Why Gender Affects BAC Levels
When drinking alcohol, gender is one important factor that determines how much alcohol winds up in your bloodstream. When a man and a woman weigh the same, the woman will raise her blood alcohol content (BAC) faster. This is because women generally have less water and more body fat per pound of body weight. Fat does not absorb alcohol as easily as other cells, so more alcohol remains in the bloodstream of women.
In addition, women generally have less of the enzyme dehydrogenase that breaks down alcohol in the stomach. Hormone levels also affect the body’s ability to process alcohol.
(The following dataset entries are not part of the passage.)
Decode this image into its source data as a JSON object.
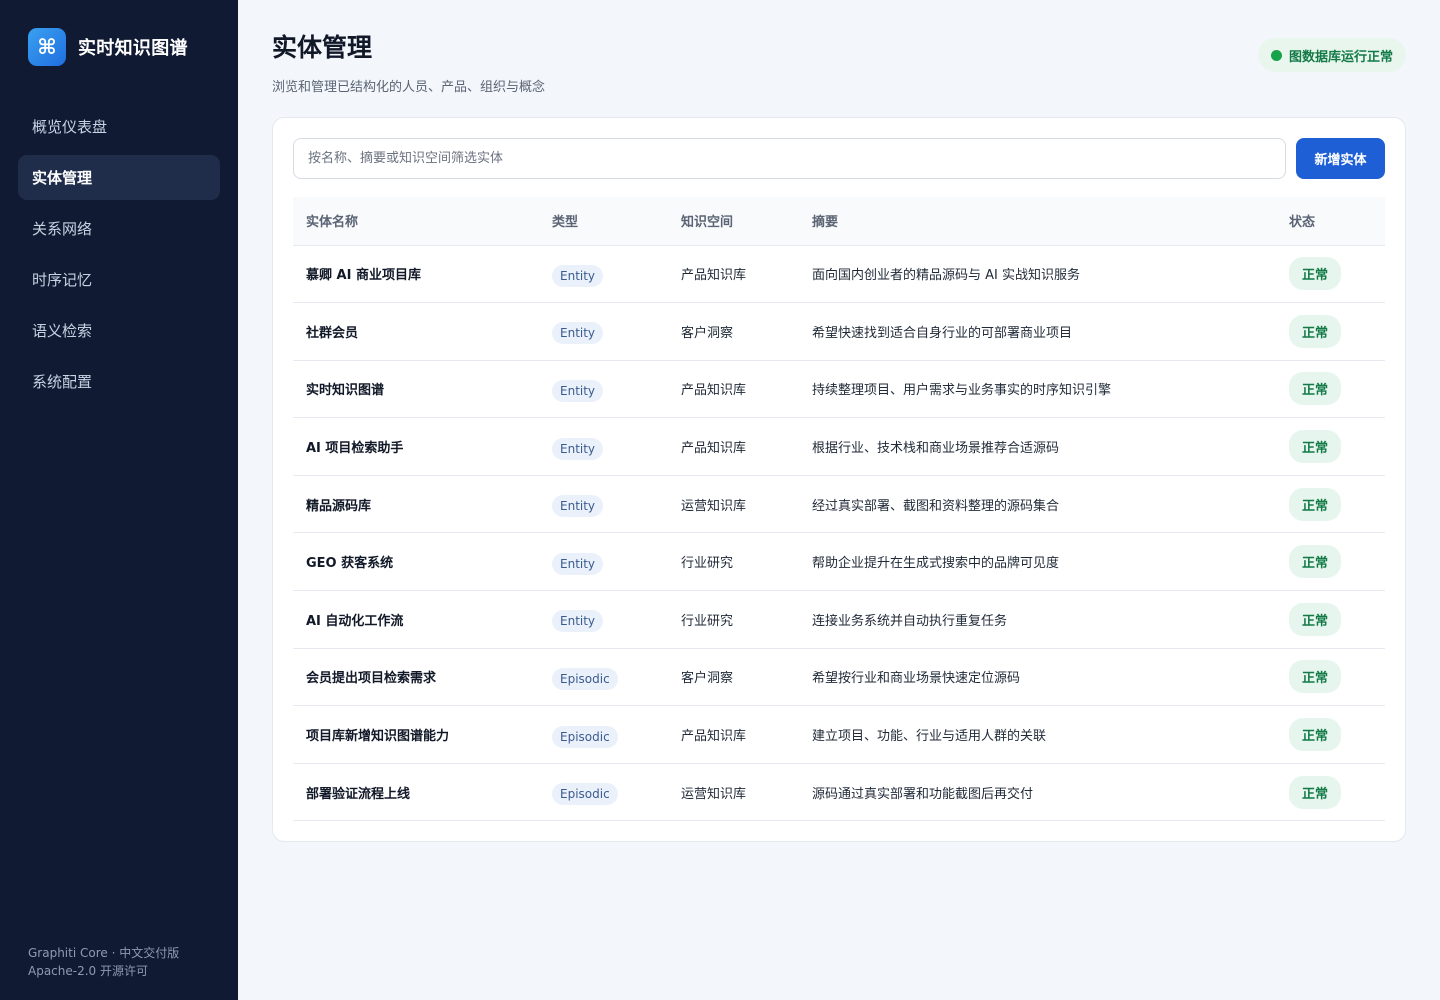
{
  "brand": {
    "logo_glyph": "⌘",
    "title": "实时知识图谱"
  },
  "nav": [
    {
      "label": "概览仪表盘",
      "active": false
    },
    {
      "label": "实体管理",
      "active": true
    },
    {
      "label": "关系网络",
      "active": false
    },
    {
      "label": "时序记忆",
      "active": false
    },
    {
      "label": "语义检索",
      "active": false
    },
    {
      "label": "系统配置",
      "active": false
    }
  ],
  "footer": {
    "line1": "Graphiti Core · 中文交付版",
    "line2": "Apache-2.0 开源许可"
  },
  "header": {
    "title": "实体管理",
    "subtitle": "浏览和管理已结构化的人员、产品、组织与概念",
    "status": "图数据库运行正常"
  },
  "search": {
    "placeholder": "按名称、摘要或知识空间筛选实体",
    "value": ""
  },
  "add_button": "新增实体",
  "table": {
    "columns": [
      "实体名称",
      "类型",
      "知识空间",
      "摘要",
      "状态"
    ],
    "rows": [
      {
        "name": "慕卿 AI 商业项目库",
        "type": "Entity",
        "space": "产品知识库",
        "summary": "面向国内创业者的精品源码与 AI 实战知识服务",
        "status": "正常"
      },
      {
        "name": "社群会员",
        "type": "Entity",
        "space": "客户洞察",
        "summary": "希望快速找到适合自身行业的可部署商业项目",
        "status": "正常"
      },
      {
        "name": "实时知识图谱",
        "type": "Entity",
        "space": "产品知识库",
        "summary": "持续整理项目、用户需求与业务事实的时序知识引擎",
        "status": "正常"
      },
      {
        "name": "AI 项目检索助手",
        "type": "Entity",
        "space": "产品知识库",
        "summary": "根据行业、技术栈和商业场景推荐合适源码",
        "status": "正常"
      },
      {
        "name": "精品源码库",
        "type": "Entity",
        "space": "运营知识库",
        "summary": "经过真实部署、截图和资料整理的源码集合",
        "status": "正常"
      },
      {
        "name": "GEO 获客系统",
        "type": "Entity",
        "space": "行业研究",
        "summary": "帮助企业提升在生成式搜索中的品牌可见度",
        "status": "正常"
      },
      {
        "name": "AI 自动化工作流",
        "type": "Entity",
        "space": "行业研究",
        "summary": "连接业务系统并自动执行重复任务",
        "status": "正常"
      },
      {
        "name": "会员提出项目检索需求",
        "type": "Episodic",
        "space": "客户洞察",
        "summary": "希望按行业和商业场景快速定位源码",
        "status": "正常"
      },
      {
        "name": "项目库新增知识图谱能力",
        "type": "Episodic",
        "space": "产品知识库",
        "summary": "建立项目、功能、行业与适用人群的关联",
        "status": "正常"
      },
      {
        "name": "部署验证流程上线",
        "type": "Episodic",
        "space": "运营知识库",
        "summary": "源码通过真实部署和功能截图后再交付",
        "status": "正常"
      }
    ]
  }
}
This means that women respond faster and with more intensity after drinking alcohol.
Less fat and larger volume of body water mean that a person will respond slower when drinking alcohol and reach a lower BAC level.
When a man who weighs 140 lb. drinks two drinks in one hour, he will reach a blood alcohol content of approximately .038. A woman weighing the same and drinking the same amount of alcohol will end up with a BAC of approximately .048. Note that both persons weigh the same, but the person with more body fat is more likely to be at risk of impaired driving.
Remember, this does not mean that the more you weigh, the more you will be affected by a given amount of alcohol. It is the opposite. The more you weigh, the less you will be affected. But when two people weigh the same, the percentage of body fat will make a difference.